(EXCERPTED RECORDS Opens)

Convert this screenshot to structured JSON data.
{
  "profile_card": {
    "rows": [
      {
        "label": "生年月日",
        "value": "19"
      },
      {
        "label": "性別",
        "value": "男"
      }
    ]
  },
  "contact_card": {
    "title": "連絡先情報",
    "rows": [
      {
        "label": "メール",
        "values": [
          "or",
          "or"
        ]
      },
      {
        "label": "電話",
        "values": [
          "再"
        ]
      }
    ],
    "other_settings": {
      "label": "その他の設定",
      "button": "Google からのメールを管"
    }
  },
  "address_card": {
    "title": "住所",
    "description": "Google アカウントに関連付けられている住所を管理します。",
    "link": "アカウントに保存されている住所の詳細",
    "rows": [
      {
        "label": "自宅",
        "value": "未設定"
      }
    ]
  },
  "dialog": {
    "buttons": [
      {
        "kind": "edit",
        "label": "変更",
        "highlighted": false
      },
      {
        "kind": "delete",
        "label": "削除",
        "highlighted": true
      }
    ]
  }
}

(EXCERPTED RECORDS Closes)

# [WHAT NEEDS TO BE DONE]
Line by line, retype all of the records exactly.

# [EXERCISE SOLUTION]
Convert this screenshot to structured JSON data.
{
  "profile_card": {
    "rows": [
      {
        "label": "生年月日",
        "value": "19"
      },
      {
        "label": "性別",
        "value": "男"
      }
    ]
  },
  "contact_card": {
    "title": "連絡先情報",
    "rows": [
      {
        "label": "メール",
        "values": [
          "or",
          "or"
        ]
      },
      {
        "label": "電話",
        "values": [
          "再"
        ]
      }
    ],
    "other_settings": {
      "label": "その他の設定",
      "button": "Google からのメールを管"
    }
  },
  "address_card": {
    "title": "住所",
    "description": "Google アカウントに関連付けられている住所を管理します。",
    "link": "アカウントに保存されている住所の詳細",
    "rows": [
      {
        "label": "自宅",
        "value": "未設定"
      }
    ]
  },
  "dialog": {
    "buttons": [
      {
        "kind": "edit",
        "label": "変更",
        "highlighted": false
      },
      {
        "kind": "delete",
        "label": "削除",
        "highlighted": true
      }
    ]
  }
}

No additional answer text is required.